Anyway, my friend tried recording it as a WAV file and using a program designed for converting WAVs to tape files, but it just produced a load of gibberish. I knew the principle behind games on cassette was to use pulses to make binary information, ones and zeroes. So I opened the WAV in Wavosaur and zoomed in to see if I could figure it out. I noticed that sometimes the 'line' on the screen crossed the centre once, and sometimes twice, within the same length of time.
There are quite a few working tape files out there, so I was able to see what it's supposed to look like. It didn't take me long to figure out that one pulse is 0 while two pulses means 1. So by literally counting by hand on the screen - "zero, zero, one, one..." and typing that into a hex editor, I discovered, to my amazement, that I was, bit by bit (literally), recreating a BASIC program.
Of course I could do this incredibly tedious process until the end of the game, but I don't think my sanity would hold up. So, I decided to figure out a way I could get a computer to do it for me. I figured that a WAV is still just a simple binary file at heart, and I was right. My friend recorded it in 96khz 8-bit mono, which resulted in a very simple and predictable file: $80 is the centre of the wave (silence) and each sample goes above or below $80, and this constant up-and-down produces sound.
It occurred to me that all I need to know is whether a certain amount of bytes have passed before crossing that centre $80 line. If it came quickly, it must be a 1, and if it took longer, it must be a 0, but eventually it would cross that line.
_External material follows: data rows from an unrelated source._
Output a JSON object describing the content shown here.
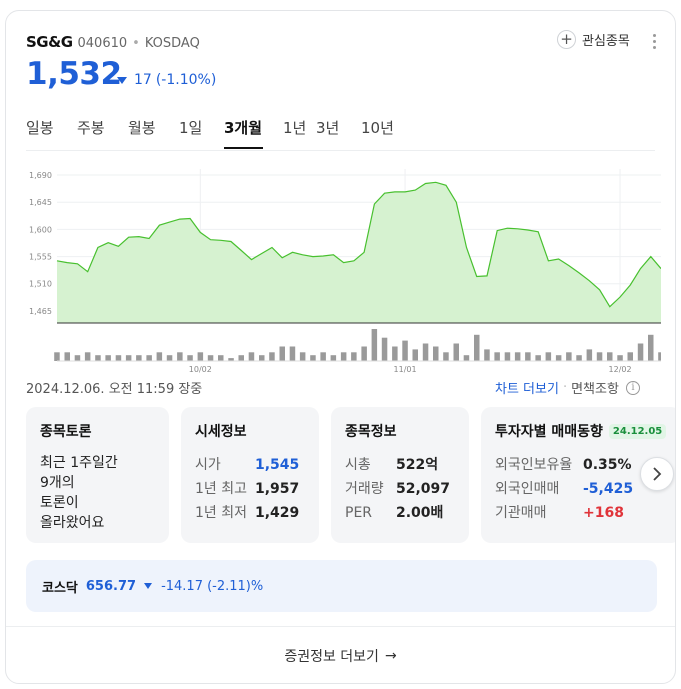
{
  "stock": {
    "name": "SG&G",
    "code": "040610",
    "market": "KOSDAQ",
    "price": "1,532",
    "change_abs": "17",
    "change_pct": "(-1.10%)",
    "watch_label": "관심종목"
  },
  "tabs": [
    {
      "label": "일봉",
      "active": false
    },
    {
      "label": "주봉",
      "active": false
    },
    {
      "label": "월봉",
      "active": false
    },
    {
      "label": "1일",
      "active": false
    },
    {
      "label": "3개월",
      "active": true
    },
    {
      "label": "1년",
      "active": false
    },
    {
      "label": "3년",
      "active": false
    },
    {
      "label": "10년",
      "active": false
    }
  ],
  "chart_data": {
    "type": "area",
    "title": "",
    "ylim": [
      1445,
      1700
    ],
    "y_ticks": [
      "1,690",
      "1,645",
      "1,600",
      "1,555",
      "1,510",
      "1,465"
    ],
    "y_tick_values": [
      1690,
      1645,
      1600,
      1555,
      1510,
      1465
    ],
    "x_tick_labels": [
      "10/02",
      "11/01",
      "12/02"
    ],
    "x_tick_indices": [
      14,
      34,
      55
    ],
    "values": [
      1548,
      1545,
      1543,
      1530,
      1570,
      1578,
      1572,
      1587,
      1588,
      1585,
      1607,
      1612,
      1617,
      1618,
      1595,
      1583,
      1582,
      1580,
      1565,
      1550,
      1560,
      1570,
      1553,
      1562,
      1558,
      1555,
      1556,
      1558,
      1545,
      1548,
      1562,
      1642,
      1660,
      1662,
      1662,
      1665,
      1676,
      1678,
      1673,
      1645,
      1570,
      1522,
      1523,
      1598,
      1602,
      1601,
      1599,
      1596,
      1548,
      1551,
      1540,
      1528,
      1515,
      1500,
      1472,
      1488,
      1508,
      1535,
      1555,
      1535
    ],
    "volume": [
      3,
      3,
      2,
      3,
      2,
      2,
      2,
      2,
      2,
      2,
      3,
      2,
      3,
      2,
      3,
      2,
      2,
      1,
      2,
      3,
      2,
      3,
      5,
      5,
      3,
      2,
      3,
      2,
      3,
      3,
      5,
      11,
      8,
      5,
      7,
      4,
      6,
      5,
      3,
      6,
      2,
      9,
      4,
      3,
      3,
      3,
      3,
      2,
      3,
      2,
      3,
      2,
      4,
      3,
      3,
      2,
      3,
      6,
      9,
      3
    ],
    "line_color": "#48c02f",
    "fill_color": "#d6f2d0",
    "volume_color": "#9a9a9a"
  },
  "datetime": "2024.12.06. 오전 11:59 장중",
  "chart_more": "차트 더보기",
  "sep": "·",
  "disclaimer": "면책조항",
  "discussion": {
    "title": "종목토론",
    "line1": "최근 1주일간",
    "line2": "9개의",
    "line3": "토론이",
    "line4": "올라왔어요"
  },
  "quote": {
    "title": "시세정보",
    "rows": [
      {
        "k": "시가",
        "v": "1,545"
      },
      {
        "k": "1년 최고",
        "v": "1,957"
      },
      {
        "k": "1년 최저",
        "v": "1,429"
      }
    ]
  },
  "stockinfo": {
    "title": "종목정보",
    "rows": [
      {
        "k": "시총",
        "v": "522억"
      },
      {
        "k": "거래량",
        "v": "52,097"
      },
      {
        "k": "PER",
        "v": "2.00배"
      }
    ]
  },
  "investor": {
    "title": "투자자별 매매동향",
    "date": "24.12.05",
    "rows": [
      {
        "k": "외국인보유율",
        "v": "0.35%"
      },
      {
        "k": "외국인매매",
        "v": "-5,425"
      },
      {
        "k": "기관매매",
        "v": "+168"
      }
    ]
  },
  "kosdaq": {
    "name": "코스닥",
    "value": "656.77",
    "change": "-14.17 (-2.11)%"
  },
  "footer": {
    "label": "증권정보 더보기",
    "arrow": "→"
  },
  "colors": {
    "accent": "#1f5fd6",
    "down": "#1f5fd6",
    "up": "#e0343a"
  }
}
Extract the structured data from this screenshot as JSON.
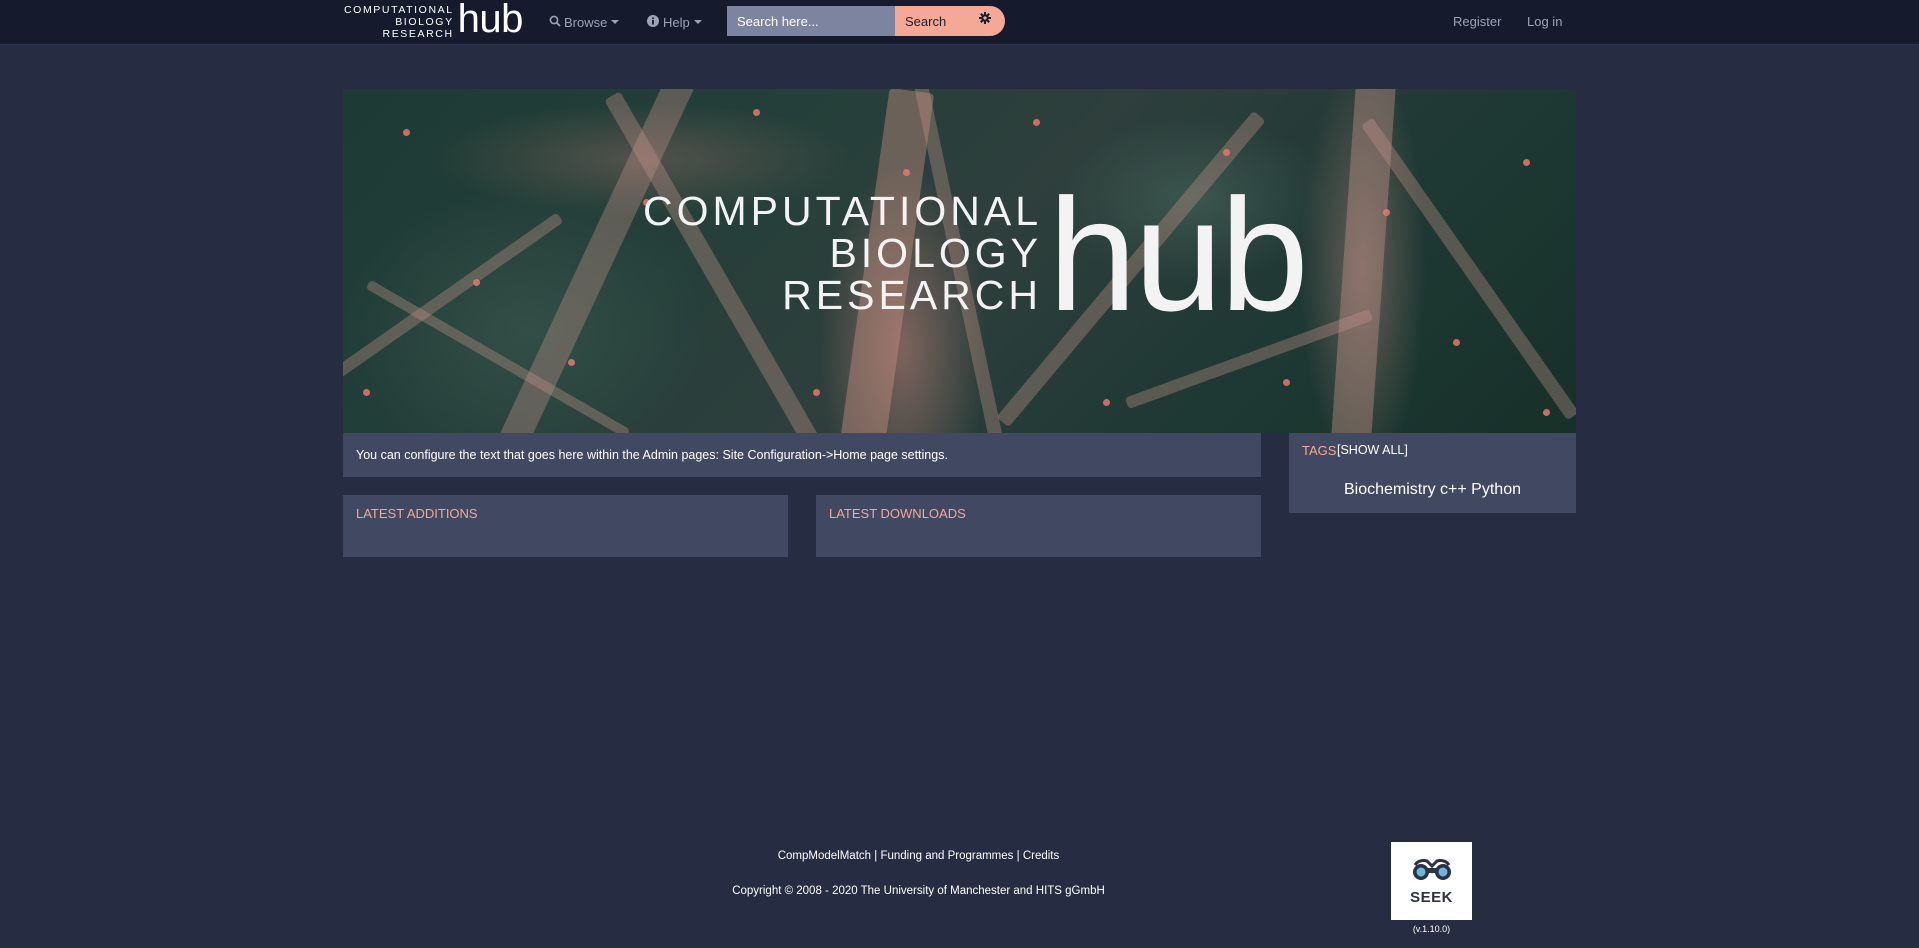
{
  "navbar": {
    "brand_small_lines": [
      "COMPUTATIONAL",
      "BIOLOGY",
      "RESEARCH"
    ],
    "brand_hub": "hub",
    "browse_label": "Browse",
    "help_label": "Help",
    "search_placeholder": "Search here...",
    "search_button": "Search",
    "register_label": "Register",
    "login_label": "Log in"
  },
  "banner": {
    "lines": [
      "COMPUTATIONAL",
      "BIOLOGY",
      "RESEARCH"
    ],
    "hub": "hub"
  },
  "intro_text": "You can configure the text that goes here within the Admin pages: Site Configuration->Home page settings.",
  "latest_additions_title": "LATEST ADDITIONS",
  "latest_downloads_title": "LATEST DOWNLOADS",
  "tags": {
    "title": "TAGS",
    "show_all": "[SHOW ALL]",
    "items": [
      "Biochemistry",
      "c++",
      "Python"
    ]
  },
  "footer": {
    "links": [
      "CompModelMatch",
      "Funding and Programmes",
      "Credits"
    ],
    "separator": " | ",
    "copyright": "Copyright © 2008 - 2020 The University of Manchester and HITS gGmbH",
    "seek_label": "SEEK",
    "version": "(v.1.10.0)"
  }
}
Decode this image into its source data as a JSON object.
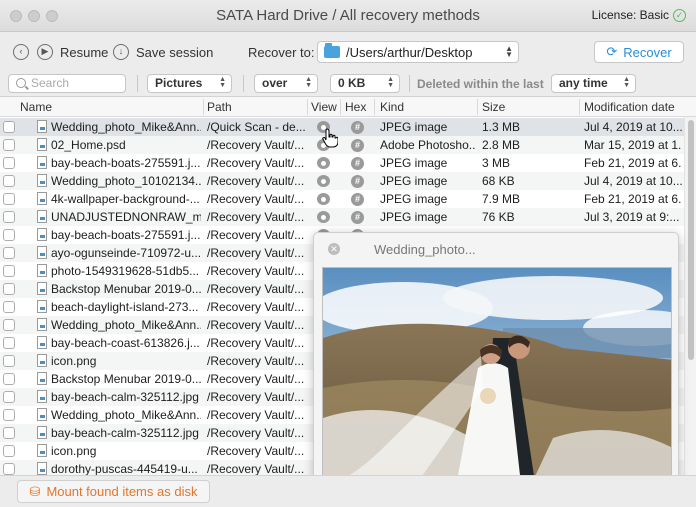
{
  "window": {
    "title": "SATA Hard Drive / All recovery methods",
    "license_label": "License: Basic"
  },
  "toolbar": {
    "resume_label": "Resume",
    "save_session_label": "Save session",
    "recover_to_label": "Recover to:",
    "recover_path": "/Users/arthur/Desktop",
    "recover_label": "Recover"
  },
  "filters": {
    "search_placeholder": "Search",
    "type_value": "Pictures",
    "size_op_value": "over",
    "size_value": "0 KB",
    "deleted_label": "Deleted within the last",
    "time_value": "any time"
  },
  "table": {
    "columns": [
      "Name",
      "Path",
      "View",
      "Hex",
      "Kind",
      "Size",
      "Modification date"
    ],
    "rows": [
      {
        "name": "Wedding_photo_Mike&Ann...",
        "path": "/Quick Scan - de...",
        "kind": "JPEG image",
        "size": "1.3 MB",
        "date": "Jul 4, 2019 at 10..."
      },
      {
        "name": "02_Home.psd",
        "path": "/Recovery Vault/...",
        "kind": "Adobe Photosho...",
        "size": "2.8 MB",
        "date": "Mar 15, 2019 at 1..."
      },
      {
        "name": "bay-beach-boats-275591.j...",
        "path": "/Recovery Vault/...",
        "kind": "JPEG image",
        "size": "3 MB",
        "date": "Feb 21, 2019 at 6..."
      },
      {
        "name": "Wedding_photo_10102134...",
        "path": "/Recovery Vault/...",
        "kind": "JPEG image",
        "size": "68 KB",
        "date": "Jul 4, 2019 at 10..."
      },
      {
        "name": "4k-wallpaper-background-...",
        "path": "/Recovery Vault/...",
        "kind": "JPEG image",
        "size": "7.9 MB",
        "date": "Feb 21, 2019 at 6..."
      },
      {
        "name": "UNADJUSTEDNONRAW_mi...",
        "path": "/Recovery Vault/...",
        "kind": "JPEG image",
        "size": "76 KB",
        "date": "Jul 3, 2019 at 9:..."
      },
      {
        "name": "bay-beach-boats-275591.j...",
        "path": "/Recovery Vault/...",
        "kind": "",
        "size": "",
        "date": ""
      },
      {
        "name": "ayo-ogunseinde-710972-u...",
        "path": "/Recovery Vault/...",
        "kind": "",
        "size": "",
        "date": ""
      },
      {
        "name": "photo-1549319628-51db5...",
        "path": "/Recovery Vault/...",
        "kind": "",
        "size": "",
        "date": ""
      },
      {
        "name": "Backstop Menubar 2019-0...",
        "path": "/Recovery Vault/...",
        "kind": "",
        "size": "",
        "date": ""
      },
      {
        "name": "beach-daylight-island-273...",
        "path": "/Recovery Vault/...",
        "kind": "",
        "size": "",
        "date": ""
      },
      {
        "name": "Wedding_photo_Mike&Ann...",
        "path": "/Recovery Vault/...",
        "kind": "",
        "size": "",
        "date": ""
      },
      {
        "name": "bay-beach-coast-613826.j...",
        "path": "/Recovery Vault/...",
        "kind": "",
        "size": "",
        "date": ""
      },
      {
        "name": "icon.png",
        "path": "/Recovery Vault/...",
        "kind": "",
        "size": "",
        "date": ""
      },
      {
        "name": "Backstop Menubar 2019-0...",
        "path": "/Recovery Vault/...",
        "kind": "",
        "size": "",
        "date": ""
      },
      {
        "name": "bay-beach-calm-325112.jpg",
        "path": "/Recovery Vault/...",
        "kind": "",
        "size": "",
        "date": ""
      },
      {
        "name": "Wedding_photo_Mike&Ann...",
        "path": "/Recovery Vault/...",
        "kind": "",
        "size": "",
        "date": ""
      },
      {
        "name": "bay-beach-calm-325112.jpg",
        "path": "/Recovery Vault/...",
        "kind": "",
        "size": "",
        "date": ""
      },
      {
        "name": "icon.png",
        "path": "/Recovery Vault/...",
        "kind": "",
        "size": "",
        "date": ""
      },
      {
        "name": "dorothy-puscas-445419-u...",
        "path": "/Recovery Vault/...",
        "kind": "",
        "size": "",
        "date": ""
      }
    ]
  },
  "preview": {
    "title": "Wedding_photo..."
  },
  "bottom": {
    "mount_label": "Mount found items as disk"
  },
  "icons": {
    "back": "back-icon",
    "resume": "play-icon",
    "save": "download-icon",
    "folder": "folder-icon",
    "recover": "refresh-icon",
    "search": "search-icon",
    "view": "eye-icon",
    "hex": "hash-icon",
    "mount": "disk-icon",
    "license": "check-circle-icon"
  },
  "colors": {
    "accent": "#2a8fd8",
    "mount": "#e2762b",
    "license_check": "#5cb85c"
  }
}
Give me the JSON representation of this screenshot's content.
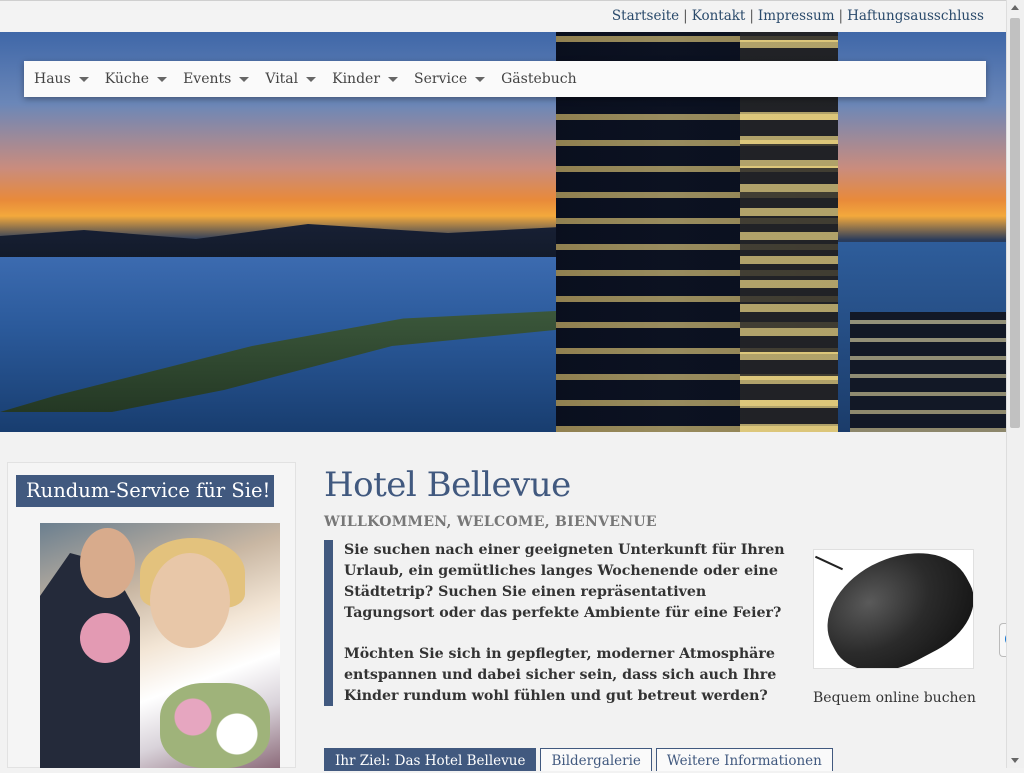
{
  "toplinks": [
    {
      "label": "Startseite"
    },
    {
      "label": "Kontakt"
    },
    {
      "label": "Impressum"
    },
    {
      "label": "Haftungsausschluss"
    }
  ],
  "toplinks_separator": "|",
  "nav": [
    {
      "label": "Haus",
      "has_dropdown": true
    },
    {
      "label": "Küche",
      "has_dropdown": true
    },
    {
      "label": "Events",
      "has_dropdown": true
    },
    {
      "label": "Vital",
      "has_dropdown": true
    },
    {
      "label": "Kinder",
      "has_dropdown": true
    },
    {
      "label": "Service",
      "has_dropdown": true
    },
    {
      "label": "Gästebuch",
      "has_dropdown": false
    }
  ],
  "sidebar": {
    "title": "Rundum-Service für Sie!"
  },
  "main": {
    "heading": "Hotel Bellevue",
    "subheading": "WILLKOMMEN, WELCOME, BIENVENUE",
    "paragraphs": [
      "Sie suchen nach einer geeigneten Unterkunft für Ihren Urlaub, ein gemütliches langes Wochenende oder eine Städtetrip? Suchen Sie einen repräsentativen Tagungsort oder das perfekte Ambiente für eine Feier?",
      "Möchten Sie sich in gepflegter, moderner Atmosphäre entspannen und dabei sicher sein, dass sich auch Ihre Kinder rundum wohl fühlen und gut betreut werden?"
    ],
    "booking_caption": "Bequem online buchen",
    "tabs": [
      {
        "label": "Ihr Ziel: Das Hotel Bellevue",
        "active": true
      },
      {
        "label": "Bildergalerie",
        "active": false
      },
      {
        "label": "Weitere Informationen",
        "active": false
      }
    ]
  },
  "colors": {
    "accent": "#41597f",
    "link": "#2a4a6b"
  },
  "icons": {
    "nav_dropdown": "caret-down-icon",
    "remote_support": "teamviewer-icon"
  }
}
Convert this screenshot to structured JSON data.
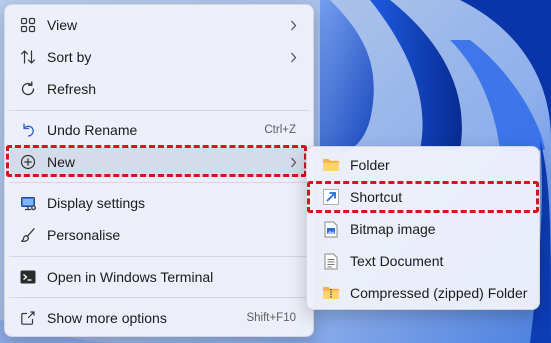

Now, I have no idea how to program in high-level languages, but I do know a thing or two about coding in assembly for 8-bit CPUs, so I know that this would be an incredibly simple procedure. I've decided to explain the logic that the computer will follow:
0 reset counter
1 increment counter
2 load byte
3 is it >= $80?
4 if yes, continue; if no, go to 1
5 load check byte
6 is it zero?
7 if yes, continue; if no, go to B
8 load counter
9 is it >= $48?
A if yes, write 0 bit and continue; if no, write 1 bit, set check byte, continue
B reset counter
C increment counter
D load byte
E is it <= $80?
F if yes, continue; if no, go to C
G load check byte
H is it zero?
I if yes, continue; if no, go to 0
J load counter
K is it >= $48?
L if yes, write 0 bit and go to 0; if no, write 1 bit, set check byte, go to 0
A few explainers: the counter is to count how many bytes have been checked; the check byte is a byte of RAM that is either 1 or 0 to signify that the next crossing of the line is to be ignored (because it's a 1). Everything else should be understandable to anyone who's written routines for the 6502 or similar.
So, put simply, I just want a program that can do this exact thing: go through that routine and make a new file from it. I'd love to do it myself, but I figure I'll need to do quite a bit of basic learning in a high-level language before I can even get there, whereas I could write this in 6502 assembly already - which doesn't really help me.
Sorry for the long explanation. I hope this all makes sense to someone, and I know that there are people active on the forum who could probably knock this kind of thing up in under an hour, although there are advancements that could be made, such as reading the WAV header to determine the frequency and adjust values accordingly, and telling where the program actually starts and ends. But for me, this will do for now. Perhaps someone could point me to a modern programming language I could learn to do it myself - a tutorial that assumes you know how assembly works, for example.
Anyway, I've talked enough. Any help is appreciated!